Where, indeed. The possibilities are endless. But it can only, should only, be very, very dark, and this show has proved time and again that it’s at its best when it goes to the darkest places. It’s not a show about zombies — it’s a show about humanity, and how living in the very darkest of our nightmares will make us behave. And now we’ll get to see what the very worst brings out in Rick and his group. Obviously the nightmare has turned Negan and his henchmen into something evil and power-hungry and lacking in any kind of compassion or humanity. What will it do to Rick, or Carl, or Daryl — men who are on the very edge anyway? What will it do to Maggie, who has now lost everyone she has ever loved? What will it to Michonne, who had to sit there and watch and feel helpless? She has a history of not doing helpless well. What will it do to Sasha and Rosita, who loved Abraham? What will it do to Eugene, who lost his hero? And what will it do to Carol and Morgan, who weren’t there but will doubtless feel as if they should have been (well, Carol for sure — Morgan is iffy and I still don’t like him)?
Also, despite how evil and terrible he is, Negan is one of the best characters I’ve ever seen on television. I can’t look away from him when he’s on screen, and the utter glee with which Jeffrey Dean Morgan approaches the role is palpable. So is the fear he manages to create in both his victims and the viewers — I know my stomach is tied up in knots whenever he’s going off, and I can’t be the only one. Plus he makes me giggle maniacally. Because of the gleeful thing. I don’t know — it’s hard to explain. But Negan will definitely be one of those characters that you want to see thwarted but would be sad to see go. And that’s perfect. That’s one of the things this show sometimes does really well.

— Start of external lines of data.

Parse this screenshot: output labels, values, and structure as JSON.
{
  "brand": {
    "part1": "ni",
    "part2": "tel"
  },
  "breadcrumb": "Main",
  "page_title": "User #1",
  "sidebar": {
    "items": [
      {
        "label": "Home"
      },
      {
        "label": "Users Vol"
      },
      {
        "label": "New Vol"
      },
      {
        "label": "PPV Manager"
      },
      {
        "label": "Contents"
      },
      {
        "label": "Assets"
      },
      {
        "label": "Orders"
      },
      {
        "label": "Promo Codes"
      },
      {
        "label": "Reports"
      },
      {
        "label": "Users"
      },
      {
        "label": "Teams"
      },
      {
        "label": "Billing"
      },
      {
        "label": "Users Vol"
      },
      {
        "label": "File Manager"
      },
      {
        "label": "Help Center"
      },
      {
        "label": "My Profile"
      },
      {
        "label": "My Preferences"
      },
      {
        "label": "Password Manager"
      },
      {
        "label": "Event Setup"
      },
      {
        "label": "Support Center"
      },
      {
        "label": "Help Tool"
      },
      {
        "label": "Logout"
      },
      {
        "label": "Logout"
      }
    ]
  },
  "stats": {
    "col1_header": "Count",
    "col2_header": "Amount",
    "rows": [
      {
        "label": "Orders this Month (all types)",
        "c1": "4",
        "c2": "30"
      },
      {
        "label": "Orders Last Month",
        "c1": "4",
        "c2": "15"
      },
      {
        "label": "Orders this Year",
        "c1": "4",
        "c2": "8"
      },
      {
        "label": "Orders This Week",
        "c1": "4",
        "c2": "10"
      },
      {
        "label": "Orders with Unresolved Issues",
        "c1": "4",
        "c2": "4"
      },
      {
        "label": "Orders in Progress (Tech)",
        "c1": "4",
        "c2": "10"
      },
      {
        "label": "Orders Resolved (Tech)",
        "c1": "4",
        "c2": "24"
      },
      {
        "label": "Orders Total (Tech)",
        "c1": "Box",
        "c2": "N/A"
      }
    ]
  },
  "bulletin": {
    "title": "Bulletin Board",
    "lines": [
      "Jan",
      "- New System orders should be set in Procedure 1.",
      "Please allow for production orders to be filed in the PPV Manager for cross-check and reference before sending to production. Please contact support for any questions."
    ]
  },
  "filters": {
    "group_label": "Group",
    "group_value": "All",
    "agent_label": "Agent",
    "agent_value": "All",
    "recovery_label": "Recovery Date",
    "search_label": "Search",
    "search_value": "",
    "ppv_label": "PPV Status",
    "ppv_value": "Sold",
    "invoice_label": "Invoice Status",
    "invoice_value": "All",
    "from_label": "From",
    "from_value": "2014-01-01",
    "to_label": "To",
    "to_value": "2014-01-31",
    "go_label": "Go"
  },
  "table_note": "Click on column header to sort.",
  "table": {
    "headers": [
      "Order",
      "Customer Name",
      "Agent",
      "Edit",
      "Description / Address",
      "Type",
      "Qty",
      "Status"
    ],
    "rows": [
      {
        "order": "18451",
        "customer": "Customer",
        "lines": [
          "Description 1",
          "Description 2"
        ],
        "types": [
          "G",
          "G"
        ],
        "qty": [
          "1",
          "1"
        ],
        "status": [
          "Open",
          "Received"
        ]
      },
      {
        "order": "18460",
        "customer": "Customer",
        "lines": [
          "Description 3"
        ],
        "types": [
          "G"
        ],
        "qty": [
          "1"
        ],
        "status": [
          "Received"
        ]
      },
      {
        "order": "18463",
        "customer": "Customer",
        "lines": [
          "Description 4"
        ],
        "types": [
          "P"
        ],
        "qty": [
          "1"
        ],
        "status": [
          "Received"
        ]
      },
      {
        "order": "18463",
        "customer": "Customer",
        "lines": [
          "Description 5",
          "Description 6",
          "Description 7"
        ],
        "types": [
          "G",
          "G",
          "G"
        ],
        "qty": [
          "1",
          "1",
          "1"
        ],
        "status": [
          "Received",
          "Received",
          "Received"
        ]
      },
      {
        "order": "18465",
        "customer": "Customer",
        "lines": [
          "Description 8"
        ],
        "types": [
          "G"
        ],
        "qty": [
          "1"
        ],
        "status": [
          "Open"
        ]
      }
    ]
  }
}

I’m confident that even Robert Kirkman can’t screw this up. At least not until late in the second half of the season.
So I’m back in. What I would appreciate in return for my loyalty going forward is fewer ridiculous “trick” episodes and cliffhangers. Quit bringing in new characters and expecting us to care about them from the word go. And stop with having the characters we DO care about continue to make the same stupid mistakes over and over and over. At some point, it’s just exhausting to watch the group split up all Scooby Doo-style and have it bite them in the ass (usually literally) by the end of an episode. Quit insulting our intelligence, in other words, and just continue to make a good, compelling, well-written drama. Zombies are cool, but they don’t have brains. Humans do, so that’s what we care about.
And my marriage will appreciate it. A lot.